Woodland owners can apply to fell larch once again as Forestry Commission Wales has lifted its temporary embargo on issuing licences.
Applications for licences will begin to be processed again from today (1 June).
The embargo on issuing licences over the winter months was part of the ongoing fight against the spread of ramorum disease of larch, caused by the pathogen Phytophthora ramorum.
Larch trees need to be in full leaf for symptoms of ramorum disease to be identified. However, during the winter once the trees have dropped their needles, it is difficult to confirm if they are infected.
Now the trees have flushed with new needles, any infected trees can be identified before felling and appropriate biosecurity measures can be put in place to avoid spreading the disease to other trees or plants.
Rachel Chamberlain, Grants and Regulations Operations Manager, Forestry Commission Wales, said, "Having considered several options last year, we decided to adopt a short-term embargo on applications for a felling licence, where larch trees were a component.
"Our approach was taken on board by woodland owners and we only received six applications involving larch during that time.
"I would like to thank woodland owners and managers alike for their co-operation and I can assure them that we will be pulling out the stops to process applications as quickly as possible from the beginning of June."
The approach in Wales followed the introduction of a joint Forestry Commission England and Forestry Commission Wales policy in connection with the processing of felling licence applications for larch over the winter months.
Kath McNulty, National Manager for Wales, Confederation of Forest Industries (ConFor), said, "Forest owners will welcome being able to apply for felling licences for larch trees.
"Ramorum disease does not harm the timber and there is no risk of spreading the disease from wood that has been processed.
"It is therefore essential that we continue to manage these important woodlands."
Ramorum disease of larch is caused by a fungus-like pathogen that kills many of the trees that it infects. It was first discovered on larch trees in Great Britain in 2009 in South West England. It was then found on larch in Welsh Government woodlands in South Wales in June 2010.
Infected Japanese larch trees produce particularly high numbers of the spores that spreads the disease – significantly more than the level produced on rhododendron - meaning the disease can quickly affect a large number of trees and shrubs.
Further information about ramorum disease can be found on the Forestry Commission’s website at www.forestry.gov.uk/pramorum.
NOTES TO EDITORS
1. Phytophthora ramorum is a ‘quarantine’ organism under European Union law and its suspected presence must be notified to the relevant authorities (the Forestry Commission, Fera, the Welsh Government or the Scottish Government). It was first found in Britain on a viburnum plant in a nursery in 2002.

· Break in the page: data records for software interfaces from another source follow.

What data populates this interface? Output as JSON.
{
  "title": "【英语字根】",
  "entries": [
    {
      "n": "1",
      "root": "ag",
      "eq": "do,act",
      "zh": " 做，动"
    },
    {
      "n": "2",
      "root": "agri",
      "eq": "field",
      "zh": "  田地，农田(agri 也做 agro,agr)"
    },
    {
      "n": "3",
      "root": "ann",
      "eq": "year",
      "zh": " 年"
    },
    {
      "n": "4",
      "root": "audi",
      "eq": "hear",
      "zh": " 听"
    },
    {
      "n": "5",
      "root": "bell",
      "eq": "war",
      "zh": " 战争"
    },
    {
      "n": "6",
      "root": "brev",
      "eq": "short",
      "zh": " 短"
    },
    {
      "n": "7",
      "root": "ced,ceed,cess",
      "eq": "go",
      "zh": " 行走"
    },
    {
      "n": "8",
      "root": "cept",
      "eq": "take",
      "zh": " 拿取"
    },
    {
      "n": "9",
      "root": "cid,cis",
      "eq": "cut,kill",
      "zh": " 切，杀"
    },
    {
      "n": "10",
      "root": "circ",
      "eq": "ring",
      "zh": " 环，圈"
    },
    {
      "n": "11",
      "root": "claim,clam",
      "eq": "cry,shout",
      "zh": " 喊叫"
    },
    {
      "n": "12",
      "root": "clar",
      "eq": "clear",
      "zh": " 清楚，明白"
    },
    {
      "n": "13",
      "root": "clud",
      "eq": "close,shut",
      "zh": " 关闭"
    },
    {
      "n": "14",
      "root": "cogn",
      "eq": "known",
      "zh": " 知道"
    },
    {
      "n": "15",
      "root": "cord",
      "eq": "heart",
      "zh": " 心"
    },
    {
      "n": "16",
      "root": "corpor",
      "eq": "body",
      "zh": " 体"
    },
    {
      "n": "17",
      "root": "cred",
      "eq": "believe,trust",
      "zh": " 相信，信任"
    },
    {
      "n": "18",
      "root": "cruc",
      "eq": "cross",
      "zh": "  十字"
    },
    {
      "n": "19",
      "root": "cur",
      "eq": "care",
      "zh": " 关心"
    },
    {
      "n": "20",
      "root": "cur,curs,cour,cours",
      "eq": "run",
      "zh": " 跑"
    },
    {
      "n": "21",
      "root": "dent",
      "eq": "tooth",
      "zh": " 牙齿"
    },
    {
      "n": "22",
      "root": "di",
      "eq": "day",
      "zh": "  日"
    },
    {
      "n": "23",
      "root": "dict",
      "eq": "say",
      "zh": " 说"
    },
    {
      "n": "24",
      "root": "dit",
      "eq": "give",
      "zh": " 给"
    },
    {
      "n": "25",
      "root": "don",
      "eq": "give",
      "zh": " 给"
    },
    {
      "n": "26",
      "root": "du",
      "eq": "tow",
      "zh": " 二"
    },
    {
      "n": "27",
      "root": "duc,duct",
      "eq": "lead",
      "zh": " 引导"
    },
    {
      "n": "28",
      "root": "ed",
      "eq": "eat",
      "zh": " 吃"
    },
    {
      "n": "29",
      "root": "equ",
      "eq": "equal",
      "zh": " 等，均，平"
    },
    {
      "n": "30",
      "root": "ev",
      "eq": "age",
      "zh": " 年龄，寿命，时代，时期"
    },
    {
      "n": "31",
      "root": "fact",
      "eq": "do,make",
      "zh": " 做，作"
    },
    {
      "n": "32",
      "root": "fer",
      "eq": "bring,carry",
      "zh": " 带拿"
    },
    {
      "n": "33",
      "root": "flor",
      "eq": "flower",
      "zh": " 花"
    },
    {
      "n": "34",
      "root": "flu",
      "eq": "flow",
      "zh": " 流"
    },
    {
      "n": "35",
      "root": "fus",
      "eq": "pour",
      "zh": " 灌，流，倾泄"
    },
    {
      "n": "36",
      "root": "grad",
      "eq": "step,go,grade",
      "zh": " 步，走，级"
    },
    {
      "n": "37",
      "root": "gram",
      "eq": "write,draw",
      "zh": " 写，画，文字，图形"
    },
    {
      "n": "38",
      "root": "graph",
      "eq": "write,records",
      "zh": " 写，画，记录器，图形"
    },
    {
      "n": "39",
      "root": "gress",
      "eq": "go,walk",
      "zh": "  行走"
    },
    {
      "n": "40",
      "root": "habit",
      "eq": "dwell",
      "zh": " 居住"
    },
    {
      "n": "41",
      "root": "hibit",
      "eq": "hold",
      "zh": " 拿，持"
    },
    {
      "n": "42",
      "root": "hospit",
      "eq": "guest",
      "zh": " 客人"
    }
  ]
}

2. Phytophthora ramorum can kill many of the plants that it infects, but symptoms vary according to the species. On Japanese larch (Larix kaempferi) trees, it causes shoot tips to wilt and needles to turn black and fall prematurely. Cankers that bleed resin can appear on the branches and upper trunk. Infected Japanese larch trees produce particularly high numbers of the spores that spread the disease – five times the level produced on rhododendron - meaning the disease can quickly affect a large number of trees and shrubs.
3. Phytophthora ramorum can be spread on footwear, vehicle wheels, tools and machinery that have been used in infected forests, or by the movement of infected plants. It can also be spread in rain splash, mists and air currents.
4. Phytophthora ramorum was first discovered on Japanese larch trees in Great Britain in 2009 in South West England. It was then found on larch in South Wales in June 2010 in public woodlands in the Afan Valley, near Port Talbot, in the Garw Valley, near Bridgend and in the Vale of Glamorgan. Felling of infected larch trees in South Wales has taken place over the last few months and Forestry Commission Wales is working with timber processors and others to ensure biosecurity measures are in place to allow logs from the infected trees to be taken to mills for conversion into timber.
6. Phytophthora ramorum is not harmful to humans or animals.
7. About 14 per cent of Wales is covered by woodlands. Of this, 38% (126,000 hectares/311,000 acres) is owned by the Welsh Government. Forestry Commission Wales is the Welsh Government’s department of forestry and manages these woodlands on its behalf. Forestry Commission Wales provides advice on forestry policy to the Minister responsible for forestry. It provides grant aid to other woodland owners and regulates forestry by issuing felling licences. It is also part of Forestry Commission GB and contributes to the international forestry agenda. More information on the woodlands of Wales is available on www.forestry.gov.uk/wales.
For information about Phytophthora ramorum:
• in Wales - Mary Galliers firstname.lastname@example.org, 0300 068 0300;
• in Great Britain overall – Charlton Clark email@example.com; 0131 314 6500